Crowell knows first-hand of the sacrifices these men and women made a generation ago. Crowell, a Vietnam veteran and retired U.S. Navy captain, served two tours aboard two destroyers, the USS Wiltsie and the USS Waddell. He told of the many sacrifices in which one in every 10 servicemen and women died (58,300) and almost 2,200 remain missing in action or prisoners of war. More than 300,000 were wounded — 75,000 of whom were severely disabled.
"It was a war where the average infantryman saw about 240 days of combat in a year — compared to World War II where the average was 40 days in four years which was bad enough," Crowell added.
The mayor also gave additional statistics about those who served:
Almost half of these servicemen and women who died were under the age of 20.

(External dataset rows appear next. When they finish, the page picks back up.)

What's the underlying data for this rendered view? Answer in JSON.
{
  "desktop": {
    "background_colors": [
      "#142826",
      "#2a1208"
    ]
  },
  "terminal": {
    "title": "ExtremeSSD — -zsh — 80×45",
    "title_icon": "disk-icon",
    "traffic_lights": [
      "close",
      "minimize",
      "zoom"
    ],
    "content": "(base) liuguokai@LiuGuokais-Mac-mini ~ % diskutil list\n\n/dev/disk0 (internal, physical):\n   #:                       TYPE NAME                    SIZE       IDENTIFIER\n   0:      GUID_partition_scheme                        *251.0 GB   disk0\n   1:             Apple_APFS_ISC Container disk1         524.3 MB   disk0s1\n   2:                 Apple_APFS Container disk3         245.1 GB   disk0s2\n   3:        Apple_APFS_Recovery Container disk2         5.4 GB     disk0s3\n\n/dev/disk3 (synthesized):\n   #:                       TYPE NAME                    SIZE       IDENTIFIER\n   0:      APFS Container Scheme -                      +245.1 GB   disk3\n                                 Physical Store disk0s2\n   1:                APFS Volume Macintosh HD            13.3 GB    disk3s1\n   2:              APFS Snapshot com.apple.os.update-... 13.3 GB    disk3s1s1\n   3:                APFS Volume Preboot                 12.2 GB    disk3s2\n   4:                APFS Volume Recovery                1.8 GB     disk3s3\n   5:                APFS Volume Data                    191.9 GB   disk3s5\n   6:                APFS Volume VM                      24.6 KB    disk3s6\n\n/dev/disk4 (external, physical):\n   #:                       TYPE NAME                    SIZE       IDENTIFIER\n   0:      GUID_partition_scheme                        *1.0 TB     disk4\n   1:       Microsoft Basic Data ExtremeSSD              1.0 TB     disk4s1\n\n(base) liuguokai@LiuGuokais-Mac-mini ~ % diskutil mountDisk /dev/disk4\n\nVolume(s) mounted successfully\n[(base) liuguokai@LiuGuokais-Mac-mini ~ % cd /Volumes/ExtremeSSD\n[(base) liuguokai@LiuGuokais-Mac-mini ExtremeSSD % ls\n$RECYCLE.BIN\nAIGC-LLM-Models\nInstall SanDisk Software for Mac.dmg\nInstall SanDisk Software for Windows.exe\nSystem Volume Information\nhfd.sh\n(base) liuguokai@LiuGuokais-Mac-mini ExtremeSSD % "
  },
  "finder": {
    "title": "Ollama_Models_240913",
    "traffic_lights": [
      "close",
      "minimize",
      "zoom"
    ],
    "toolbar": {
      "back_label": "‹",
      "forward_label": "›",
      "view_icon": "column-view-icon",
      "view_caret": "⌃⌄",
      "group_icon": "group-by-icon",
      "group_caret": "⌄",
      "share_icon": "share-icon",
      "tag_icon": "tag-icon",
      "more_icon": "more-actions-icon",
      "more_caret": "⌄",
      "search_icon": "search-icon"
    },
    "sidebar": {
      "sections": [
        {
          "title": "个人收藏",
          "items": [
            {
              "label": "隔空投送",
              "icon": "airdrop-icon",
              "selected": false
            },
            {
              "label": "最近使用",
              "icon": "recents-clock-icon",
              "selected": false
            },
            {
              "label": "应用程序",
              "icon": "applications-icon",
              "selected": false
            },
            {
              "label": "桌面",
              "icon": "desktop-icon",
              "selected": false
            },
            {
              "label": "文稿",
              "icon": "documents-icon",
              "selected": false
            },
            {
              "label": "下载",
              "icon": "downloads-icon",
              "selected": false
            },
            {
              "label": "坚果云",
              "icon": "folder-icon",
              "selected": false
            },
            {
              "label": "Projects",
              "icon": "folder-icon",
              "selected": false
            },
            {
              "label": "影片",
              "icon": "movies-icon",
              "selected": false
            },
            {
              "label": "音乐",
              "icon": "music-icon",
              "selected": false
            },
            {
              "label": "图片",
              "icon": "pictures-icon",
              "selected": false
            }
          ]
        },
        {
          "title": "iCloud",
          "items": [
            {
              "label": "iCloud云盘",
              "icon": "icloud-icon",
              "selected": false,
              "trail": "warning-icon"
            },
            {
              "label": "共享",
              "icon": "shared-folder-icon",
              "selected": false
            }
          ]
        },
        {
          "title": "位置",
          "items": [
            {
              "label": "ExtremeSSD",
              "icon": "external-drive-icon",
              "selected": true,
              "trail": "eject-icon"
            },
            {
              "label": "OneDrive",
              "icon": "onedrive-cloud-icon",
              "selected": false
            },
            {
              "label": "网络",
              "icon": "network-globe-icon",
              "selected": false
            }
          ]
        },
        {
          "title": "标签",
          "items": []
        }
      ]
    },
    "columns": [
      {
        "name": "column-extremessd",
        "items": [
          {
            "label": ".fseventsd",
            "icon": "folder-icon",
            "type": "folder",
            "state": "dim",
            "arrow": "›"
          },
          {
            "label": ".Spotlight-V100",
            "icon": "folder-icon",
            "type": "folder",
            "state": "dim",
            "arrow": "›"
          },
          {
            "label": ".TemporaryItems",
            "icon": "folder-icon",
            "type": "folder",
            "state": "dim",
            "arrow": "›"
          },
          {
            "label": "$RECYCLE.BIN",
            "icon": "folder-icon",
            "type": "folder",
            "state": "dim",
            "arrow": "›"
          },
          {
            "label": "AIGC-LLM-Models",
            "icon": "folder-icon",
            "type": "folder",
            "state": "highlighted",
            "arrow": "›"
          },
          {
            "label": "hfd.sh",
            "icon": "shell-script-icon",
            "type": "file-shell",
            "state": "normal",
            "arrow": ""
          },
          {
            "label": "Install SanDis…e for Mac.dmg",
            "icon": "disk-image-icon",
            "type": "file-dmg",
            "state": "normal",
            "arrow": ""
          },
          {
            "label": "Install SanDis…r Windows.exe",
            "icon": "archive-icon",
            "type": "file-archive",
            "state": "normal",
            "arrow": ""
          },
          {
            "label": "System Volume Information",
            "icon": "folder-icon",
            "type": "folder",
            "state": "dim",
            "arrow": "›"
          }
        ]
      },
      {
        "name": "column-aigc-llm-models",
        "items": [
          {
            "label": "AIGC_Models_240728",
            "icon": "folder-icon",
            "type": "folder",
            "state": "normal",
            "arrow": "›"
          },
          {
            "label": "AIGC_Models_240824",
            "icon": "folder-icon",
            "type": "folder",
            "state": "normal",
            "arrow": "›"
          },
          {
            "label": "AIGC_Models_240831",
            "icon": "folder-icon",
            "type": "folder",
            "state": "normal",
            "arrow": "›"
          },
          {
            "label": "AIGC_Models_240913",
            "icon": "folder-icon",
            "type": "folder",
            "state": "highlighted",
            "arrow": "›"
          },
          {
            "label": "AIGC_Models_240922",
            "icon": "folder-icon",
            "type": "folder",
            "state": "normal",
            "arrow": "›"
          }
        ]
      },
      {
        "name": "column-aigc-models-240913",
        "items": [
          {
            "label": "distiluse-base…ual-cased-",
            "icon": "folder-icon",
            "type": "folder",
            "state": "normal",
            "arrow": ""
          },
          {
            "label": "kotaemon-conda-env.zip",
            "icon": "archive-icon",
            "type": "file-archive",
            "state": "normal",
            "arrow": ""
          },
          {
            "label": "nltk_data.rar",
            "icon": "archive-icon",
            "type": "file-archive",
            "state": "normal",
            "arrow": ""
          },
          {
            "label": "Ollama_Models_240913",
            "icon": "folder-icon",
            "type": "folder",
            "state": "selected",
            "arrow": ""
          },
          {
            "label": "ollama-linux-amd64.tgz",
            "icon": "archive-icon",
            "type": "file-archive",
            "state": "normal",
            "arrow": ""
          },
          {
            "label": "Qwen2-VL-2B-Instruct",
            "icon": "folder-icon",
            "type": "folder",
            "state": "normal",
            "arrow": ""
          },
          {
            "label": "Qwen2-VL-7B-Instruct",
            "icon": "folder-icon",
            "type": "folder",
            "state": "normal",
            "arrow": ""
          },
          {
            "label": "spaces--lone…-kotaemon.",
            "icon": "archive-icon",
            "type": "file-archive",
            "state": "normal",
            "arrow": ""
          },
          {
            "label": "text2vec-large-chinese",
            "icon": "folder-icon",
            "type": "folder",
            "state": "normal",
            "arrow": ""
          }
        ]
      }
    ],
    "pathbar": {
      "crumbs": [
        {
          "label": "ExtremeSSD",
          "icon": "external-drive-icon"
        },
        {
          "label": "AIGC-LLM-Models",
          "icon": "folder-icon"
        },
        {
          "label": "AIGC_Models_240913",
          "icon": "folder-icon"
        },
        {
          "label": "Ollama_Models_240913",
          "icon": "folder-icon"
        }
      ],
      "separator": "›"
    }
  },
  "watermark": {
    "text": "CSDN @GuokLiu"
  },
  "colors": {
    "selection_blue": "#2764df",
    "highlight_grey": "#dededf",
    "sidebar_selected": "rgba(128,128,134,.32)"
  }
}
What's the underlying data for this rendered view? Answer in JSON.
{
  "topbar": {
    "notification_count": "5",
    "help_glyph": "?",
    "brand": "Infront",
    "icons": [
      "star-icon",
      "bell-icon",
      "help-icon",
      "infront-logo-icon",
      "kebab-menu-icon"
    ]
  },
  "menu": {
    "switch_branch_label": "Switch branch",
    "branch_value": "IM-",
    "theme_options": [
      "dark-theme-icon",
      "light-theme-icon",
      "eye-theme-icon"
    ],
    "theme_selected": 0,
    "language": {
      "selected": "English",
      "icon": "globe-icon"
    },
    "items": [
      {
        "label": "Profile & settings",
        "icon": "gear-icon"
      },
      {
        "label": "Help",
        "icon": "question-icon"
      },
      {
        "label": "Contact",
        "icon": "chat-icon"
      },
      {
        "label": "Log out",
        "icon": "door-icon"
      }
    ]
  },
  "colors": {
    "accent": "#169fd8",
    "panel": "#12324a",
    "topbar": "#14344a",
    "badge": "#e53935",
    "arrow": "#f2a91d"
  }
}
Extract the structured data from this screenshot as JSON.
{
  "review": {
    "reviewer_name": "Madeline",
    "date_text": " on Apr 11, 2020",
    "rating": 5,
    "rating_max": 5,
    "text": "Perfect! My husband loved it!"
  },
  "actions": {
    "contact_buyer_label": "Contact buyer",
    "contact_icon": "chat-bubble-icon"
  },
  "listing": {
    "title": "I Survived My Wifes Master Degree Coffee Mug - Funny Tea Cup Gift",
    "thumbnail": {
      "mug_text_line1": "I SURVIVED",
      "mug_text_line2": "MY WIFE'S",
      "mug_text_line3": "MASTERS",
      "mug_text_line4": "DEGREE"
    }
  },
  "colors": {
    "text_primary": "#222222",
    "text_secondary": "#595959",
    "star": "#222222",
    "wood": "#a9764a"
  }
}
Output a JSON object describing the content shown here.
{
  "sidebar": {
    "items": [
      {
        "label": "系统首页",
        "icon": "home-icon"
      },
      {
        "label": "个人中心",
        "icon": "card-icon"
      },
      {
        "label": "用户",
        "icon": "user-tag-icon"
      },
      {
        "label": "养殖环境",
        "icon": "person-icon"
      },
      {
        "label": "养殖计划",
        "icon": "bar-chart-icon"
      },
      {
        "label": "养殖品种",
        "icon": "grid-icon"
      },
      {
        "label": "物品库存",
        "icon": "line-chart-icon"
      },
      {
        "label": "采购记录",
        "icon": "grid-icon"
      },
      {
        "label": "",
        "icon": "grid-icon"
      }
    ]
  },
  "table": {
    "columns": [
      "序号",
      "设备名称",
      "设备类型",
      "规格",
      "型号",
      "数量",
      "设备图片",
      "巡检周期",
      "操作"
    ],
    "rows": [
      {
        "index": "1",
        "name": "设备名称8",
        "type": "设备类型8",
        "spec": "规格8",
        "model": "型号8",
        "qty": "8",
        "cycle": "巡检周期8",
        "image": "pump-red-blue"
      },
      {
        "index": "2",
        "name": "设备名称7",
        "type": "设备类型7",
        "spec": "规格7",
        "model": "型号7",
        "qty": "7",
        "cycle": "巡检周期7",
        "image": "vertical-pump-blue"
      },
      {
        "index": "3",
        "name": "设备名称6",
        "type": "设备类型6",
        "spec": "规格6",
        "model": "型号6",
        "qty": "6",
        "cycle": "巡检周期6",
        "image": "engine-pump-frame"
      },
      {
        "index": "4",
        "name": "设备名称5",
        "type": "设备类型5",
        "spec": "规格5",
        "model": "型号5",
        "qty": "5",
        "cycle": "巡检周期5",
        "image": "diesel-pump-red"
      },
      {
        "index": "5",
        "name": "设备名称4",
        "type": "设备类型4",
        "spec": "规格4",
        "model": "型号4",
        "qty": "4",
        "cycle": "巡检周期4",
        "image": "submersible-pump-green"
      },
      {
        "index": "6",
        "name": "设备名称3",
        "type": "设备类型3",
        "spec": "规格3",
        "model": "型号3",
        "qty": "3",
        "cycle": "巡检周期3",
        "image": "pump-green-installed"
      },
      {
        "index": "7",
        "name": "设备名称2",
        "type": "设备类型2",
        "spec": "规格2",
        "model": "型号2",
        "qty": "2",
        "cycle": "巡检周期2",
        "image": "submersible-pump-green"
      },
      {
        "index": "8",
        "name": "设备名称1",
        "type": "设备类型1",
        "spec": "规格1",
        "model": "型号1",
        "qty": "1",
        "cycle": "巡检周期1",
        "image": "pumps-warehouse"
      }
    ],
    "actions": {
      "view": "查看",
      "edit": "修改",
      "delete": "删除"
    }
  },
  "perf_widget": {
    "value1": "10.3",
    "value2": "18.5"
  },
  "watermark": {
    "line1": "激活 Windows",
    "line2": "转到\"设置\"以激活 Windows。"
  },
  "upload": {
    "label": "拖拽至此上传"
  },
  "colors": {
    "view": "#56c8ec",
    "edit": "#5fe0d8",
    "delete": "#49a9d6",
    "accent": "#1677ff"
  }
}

More than 17,000 of those killed in action were married.
Forty sets of brothers and three sets of father and sons were killed in action.
226 Native Americans were killed in action.
150 Nevadans died including seven from Carson City, eight from Fallon and one each from Minden and Virginia City.
Members from both Carson City and Reno chapters of the VVA read all the names of those died as a result of the Vietnam War.
Crowell said Vietnam fell three years after combat troops left the country in 1973 and the U.S. ceased sending aid and arms to South Vietnam while the enemy continued to receive support from the Soviet Union and China. Crowell said the U.S. did not lose the war in military terms.
"From a military standpoint the performance of our military forces in Vietnam was nothing short of exemplary," Crowell said. "While we suffered casualties, no battle of significance was lost … for our veterans, you have every right to be proud of your performance. For the friends and families of our veterans, you also have every right to be proud just as our veterans have every reason to thank you for your unwavering support and understanding. Suffice it to say, many of us would not be here today without that support."
The veterans who attended Saturday's ceremony said they served with honor.
"It was a very good experience for me," said Dayton's Don Bemis, who served as a Navy radioman aboard a swift boat in Cam Ranh Bay, a deep-water bay located at an inlet of the South China Sea situated on the southeastern coast of Vietnam. "During my year tour, we were fortunate we didn't suffer any deaths."
For years after he returned home, Bemis said many people would not recognize the Vietnam veterans, but times have changed. He now wears his Navy uniform to many events honoring veteran including the Welcome Home ceremony.
"I wear it with pride anytime I can," he said.
Likewise, Gary Meckler joined the Army and spent time in Vietnam in communications. He never understood why the country turned its back on the veterans since Congress and the Pentagon dictated policy.
"They were just doing a job," he said of the servicemen and women who deployed to Southeast Asia.
During the years, Meckler said the country has become more accepting, and he discovered how interested people are of that era when he traveled to Washington, D.C. aboard an Honor Flight.
Lynn Dickinson, president of Sierra Nevada Chapter 989 in Reno, said Vietnam veterans tell her they were glad they served and appreciate the recognition afforded to them now.